Hydrological Studies, Mackenzie Delta Region

Regions: Inuvialuit Settlement Region, Gwich'in Settlement Area

Tags: physical sciences, hydrology, prediction models, water level, snow, snowmelt

Principal Investigator: Marsh, Philip (30)
Licence Number: 14498
Organization: Environment Canada - National Water Research Institute
Licenced Year(s): 2017 2016 2015 2014 2013 2012 2011 2010 2009 2008 2007 2006
Issued: Apr 08, 2009
Project Team: Cuyler Onclin (Field Party Chief, Env Can), Philip Marsh (Principal investigator, Env Can), Kelly Best (Field party member, Env Can), Newell Hedstrom (Field party member, Env Can), Heather Haywood (Field party member, Env Can), Mark Russell (Field party member, Env Can), Stefano Endrizzi (Field party member, Univ. Saskatchewan)

Objective(s): The objectives of this project are: (1) to develop improved understanding of, and ability to, predict snowcover formation and melt, as well as stream discharge in northern regions, and (2) to develop an improved understanding of, and ability to, predict water levels in the lakes and channels of the Mackenzie Delta.

Project Description: The objectives of this project are: (1) to develop improved understanding of, and ability to, predict snowcover formation and melt, as well as stream discharge in northern regions, and (2) to develop an improved understanding of, and ability to, predict water levels in the lakes and channels of the Mackenzie Delta. These will allow a better understanding of the impact of climate change and/or natural gas development.
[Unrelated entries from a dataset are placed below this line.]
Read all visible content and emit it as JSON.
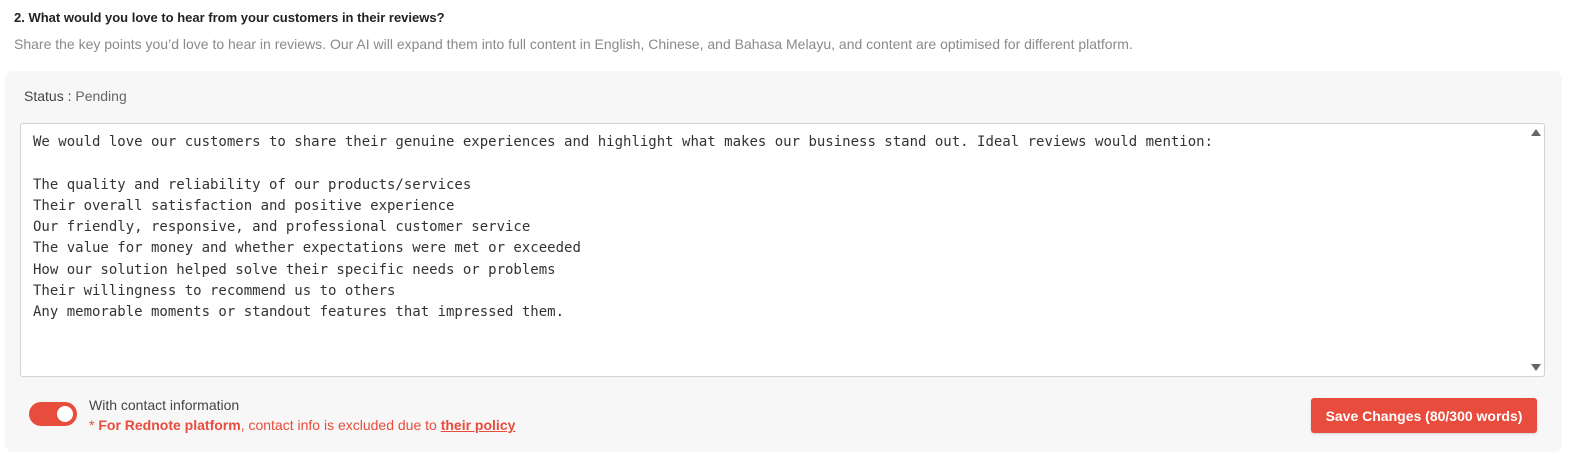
{
  "question": {
    "title": "2. What would you love to hear from your customers in their reviews?",
    "description": "Share the key points you’d love to hear in reviews. Our AI will expand them into full content in English, Chinese, and Bahasa Melayu, and content are optimised for different platform."
  },
  "status": {
    "label": "Status : ",
    "value": "Pending"
  },
  "review_points": {
    "value": "We would love our customers to share their genuine experiences and highlight what makes our business stand out. Ideal reviews would mention:\n\nThe quality and reliability of our products/services\nTheir overall satisfaction and positive experience\nOur friendly, responsive, and professional customer service\nThe value for money and whether expectations were met or exceeded\nHow our solution helped solve their specific needs or problems\nTheir willingness to recommend us to others\nAny memorable moments or standout features that impressed them."
  },
  "contact": {
    "toggle_on": true,
    "label": "With contact information",
    "note_prefix": "* ",
    "note_platform": "For Rednote platform",
    "note_middle": ", contact info is excluded due to ",
    "note_link": "their policy"
  },
  "save_button": {
    "label": "Save Changes (80/300 words)"
  },
  "colors": {
    "accent": "#e84c3d",
    "panel_bg": "#f6f7f6",
    "muted_text": "#8a8a8a"
  }
}
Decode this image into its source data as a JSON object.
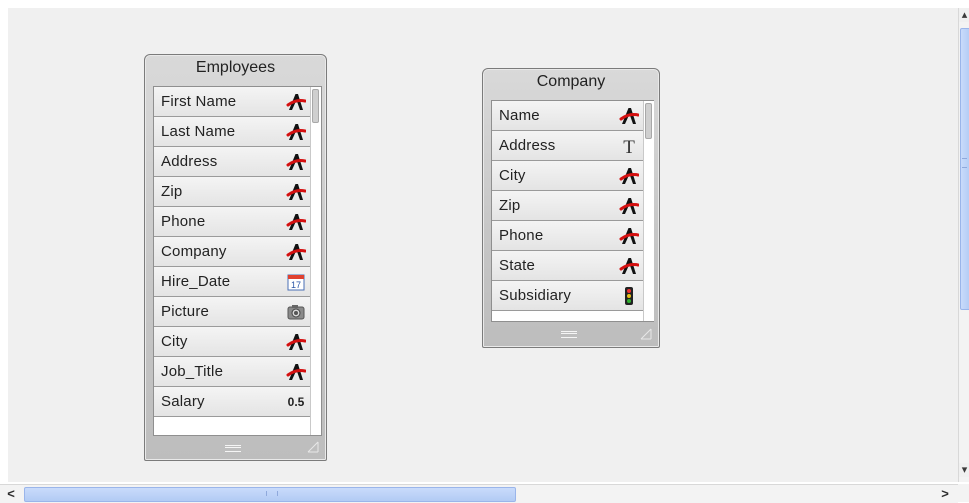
{
  "tables": [
    {
      "title": "Employees",
      "fields": [
        {
          "name": "First Name",
          "icon": "text-field-icon"
        },
        {
          "name": "Last Name",
          "icon": "text-field-icon"
        },
        {
          "name": "Address",
          "icon": "text-field-icon"
        },
        {
          "name": "Zip",
          "icon": "text-field-icon"
        },
        {
          "name": "Phone",
          "icon": "text-field-icon"
        },
        {
          "name": "Company",
          "icon": "text-field-icon"
        },
        {
          "name": "Hire_Date",
          "icon": "date-field-icon"
        },
        {
          "name": "Picture",
          "icon": "picture-field-icon"
        },
        {
          "name": "City",
          "icon": "text-field-icon"
        },
        {
          "name": "Job_Title",
          "icon": "text-field-icon"
        },
        {
          "name": "Salary",
          "icon": "number-field-icon",
          "icon_text": "0.5"
        }
      ]
    },
    {
      "title": "Company",
      "fields": [
        {
          "name": "Name",
          "icon": "text-field-icon"
        },
        {
          "name": "Address",
          "icon": "text-blob-field-icon",
          "icon_text": "T"
        },
        {
          "name": "City",
          "icon": "text-field-icon"
        },
        {
          "name": "Zip",
          "icon": "text-field-icon"
        },
        {
          "name": "Phone",
          "icon": "text-field-icon"
        },
        {
          "name": "State",
          "icon": "text-field-icon"
        },
        {
          "name": "Subsidiary",
          "icon": "boolean-field-icon"
        }
      ]
    }
  ],
  "calendar_day": "17",
  "colors": {
    "text_icon_red": "#d40f0f",
    "canvas_bg": "#f0f0f0",
    "scroll_thumb": "#b9cff6"
  }
}
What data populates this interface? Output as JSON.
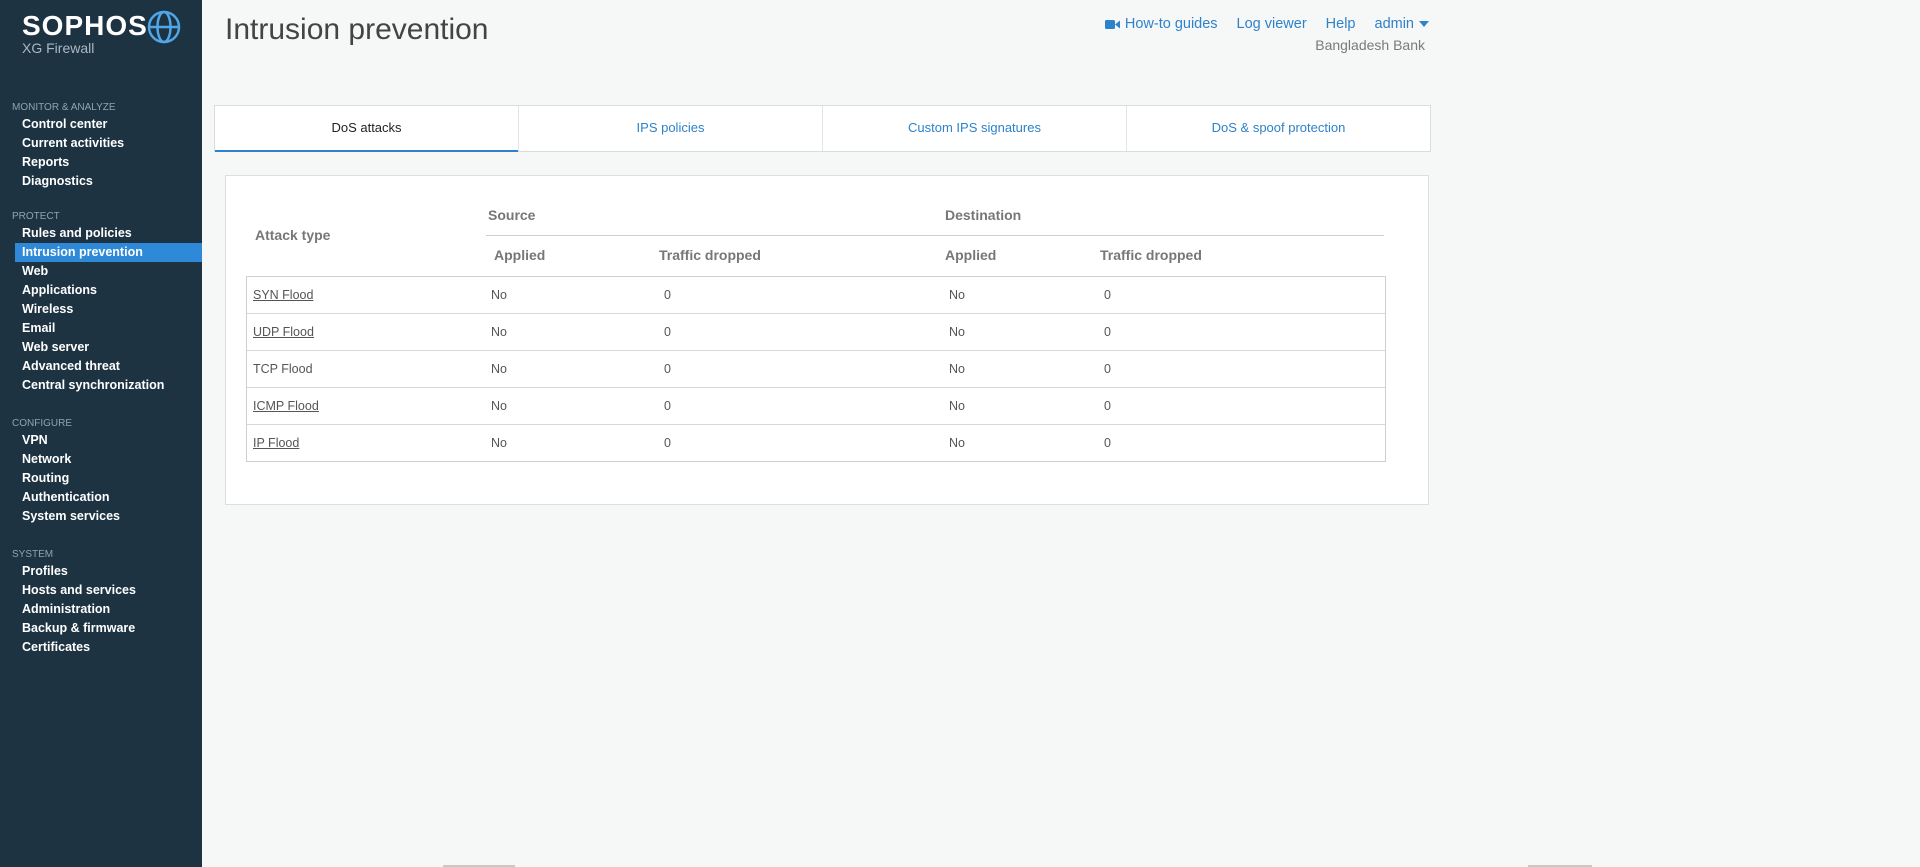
{
  "brand": {
    "name": "SOPHOS",
    "product": "XG Firewall"
  },
  "sidebar": {
    "sections": [
      {
        "header": "MONITOR & ANALYZE",
        "items": [
          "Control center",
          "Current activities",
          "Reports",
          "Diagnostics"
        ]
      },
      {
        "header": "PROTECT",
        "items": [
          "Rules and policies",
          "Intrusion prevention",
          "Web",
          "Applications",
          "Wireless",
          "Email",
          "Web server",
          "Advanced threat",
          "Central synchronization"
        ]
      },
      {
        "header": "CONFIGURE",
        "items": [
          "VPN",
          "Network",
          "Routing",
          "Authentication",
          "System services"
        ]
      },
      {
        "header": "SYSTEM",
        "items": [
          "Profiles",
          "Hosts and services",
          "Administration",
          "Backup & firmware",
          "Certificates"
        ]
      }
    ],
    "active_item": "Intrusion prevention"
  },
  "header": {
    "title": "Intrusion prevention",
    "links": {
      "guides": "How-to guides",
      "log_viewer": "Log viewer",
      "help": "Help",
      "user": "admin"
    },
    "org": "Bangladesh Bank"
  },
  "tabs": [
    "DoS attacks",
    "IPS policies",
    "Custom IPS signatures",
    "DoS & spoof protection"
  ],
  "active_tab": "DoS attacks",
  "table": {
    "attack_type_header": "Attack type",
    "source_header": "Source",
    "destination_header": "Destination",
    "applied_header": "Applied",
    "dropped_header": "Traffic dropped",
    "rows": [
      {
        "name": "SYN Flood",
        "linked": true,
        "src_applied": "No",
        "src_dropped": "0",
        "dst_applied": "No",
        "dst_dropped": "0"
      },
      {
        "name": "UDP Flood",
        "linked": true,
        "src_applied": "No",
        "src_dropped": "0",
        "dst_applied": "No",
        "dst_dropped": "0"
      },
      {
        "name": "TCP Flood",
        "linked": false,
        "src_applied": "No",
        "src_dropped": "0",
        "dst_applied": "No",
        "dst_dropped": "0"
      },
      {
        "name": "ICMP Flood",
        "linked": true,
        "src_applied": "No",
        "src_dropped": "0",
        "dst_applied": "No",
        "dst_dropped": "0"
      },
      {
        "name": "IP Flood",
        "linked": true,
        "src_applied": "No",
        "src_dropped": "0",
        "dst_applied": "No",
        "dst_dropped": "0"
      }
    ]
  },
  "colors": {
    "sidebar": "#1d3342",
    "accent": "#2e82c9",
    "active_item": "#2e8ad8"
  },
  "icons": {
    "logo": "globe-icon",
    "guides": "video-camera-icon",
    "user_menu": "caret-down-icon"
  }
}
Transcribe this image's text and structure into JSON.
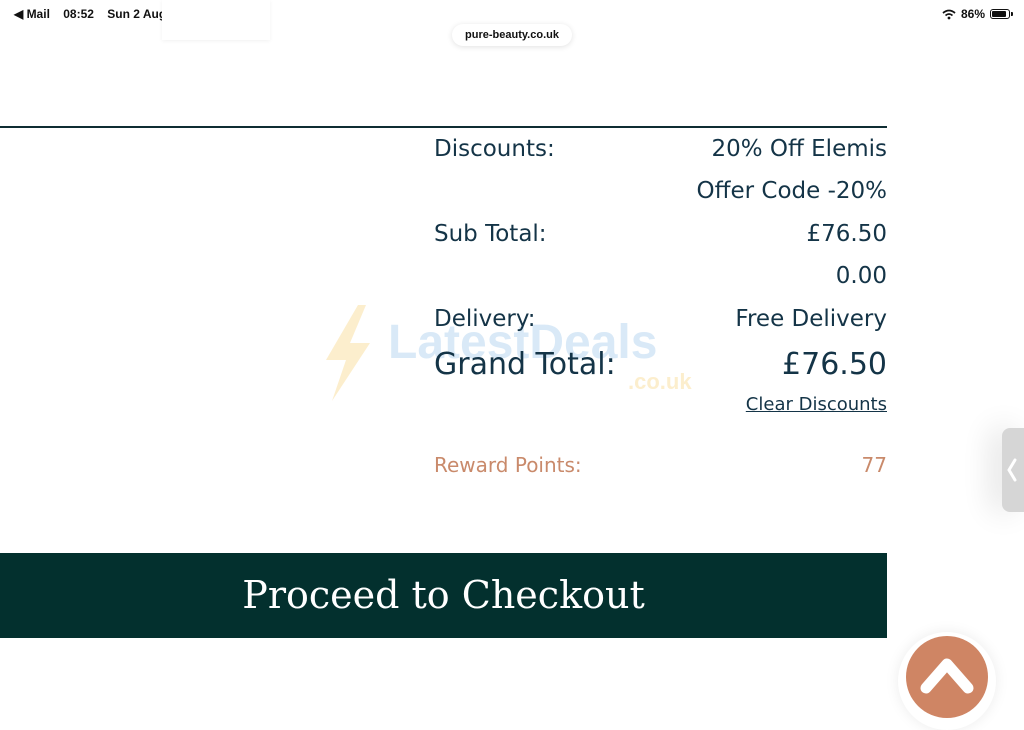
{
  "status_bar": {
    "back_app": "◀ Mail",
    "time": "08:52",
    "date": "Sun 2 Aug",
    "battery": "86%"
  },
  "browser": {
    "url": "pure-beauty.co.uk"
  },
  "summary": {
    "discounts_label": "Discounts:",
    "discount_1": "20% Off Elemis",
    "discount_2": "Offer Code -20%",
    "subtotal_label": "Sub Total:",
    "subtotal_value": "£76.50",
    "extra_value": "0.00",
    "delivery_label": "Delivery:",
    "delivery_value": "Free Delivery",
    "grand_label": "Grand Total:",
    "grand_value": "£76.50",
    "clear_discounts": "Clear Discounts",
    "reward_label": "Reward Points:",
    "reward_value": "77"
  },
  "checkout_label": "Proceed to Checkout",
  "watermark": {
    "text": "LatestDeals",
    "sub": ".co.uk"
  },
  "colors": {
    "text_dark": "#143447",
    "checkout_bg": "#03302e",
    "reward": "#c98a6b",
    "scroll_button": "#cf8564"
  },
  "icons": {
    "wifi": "wifi-icon",
    "battery": "battery-icon",
    "scroll_top": "chevron-up-icon",
    "side_tab": "chevron-left-icon"
  }
}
In the April trip, the researchers’ primary activity at all sites is snow surveying. The May and June trips are focused on monitoring snowmelt at Trail Valley and Havikpak Creek, and installing water level recorders in the Delta. The June-July trip has an emphasis on the setup of meteorological towers (measuring such things as evaporation and other energy fluxes) that stay on site for the summer period only, as well as all water based work. This includes the measurement of streamflow in creeks, and the installation of all water based instrumentation, such as flowmeters and temperature and depth sensors. The September trip sees a repeat of these activities, as well as the take-down or removal of many instruments before winter freeze up.

The researchers intend to use Hank Rogers' cabin at Denis Lagoon for safe and dry storage of valuable scientific instrumentation and field equipment, and his dock as a staging point for the June/July and September portion of their field campaigns in the Denis Lagoon area. As well, Hank provides them with valuable local insight regarding safe snowmobile and boat routes to and from Denis Lagoon and the Richards Island area, and has also advised them on placement of both land and marine based instrumentation.
Doug Esagok was hired on 2 separate occasions for a total of 8 days as a field assistant helping with surveys and instrument installation in 2008 (as he was in 2005 to 2007). They hope to continue to hire Doug in 2009. Doug has also been a valuable asset in their safe boat navigation of Denis Lagoon and the surrounding lakes and river channels.


The results of this study are pending, as it is ongoing. Journal publications involving this work are available either on request, on line, or in the Inuvik Research Centre library.


The fieldwork for this study will be conducted from April 15 to September 20, 2009, at four primary study areas:

- Trail Valley Creek (68.7 deg N, 133.5 deg W, 45 km NW of Inuvik)
- Havikpak Creek (68.3341 deg N, 133.6045 deg W - ~10 km SE of Inuvik)
- Denis Lagoon (130 km N of Inuvik; 65 km W of Tuktoyaktuk, 69.3583 deg N, 134.6503 deg W)
- Big Lake, 130 km N of Inuvik; 75 km E of Tuktoyaktuk (69.3765N 134.9396W)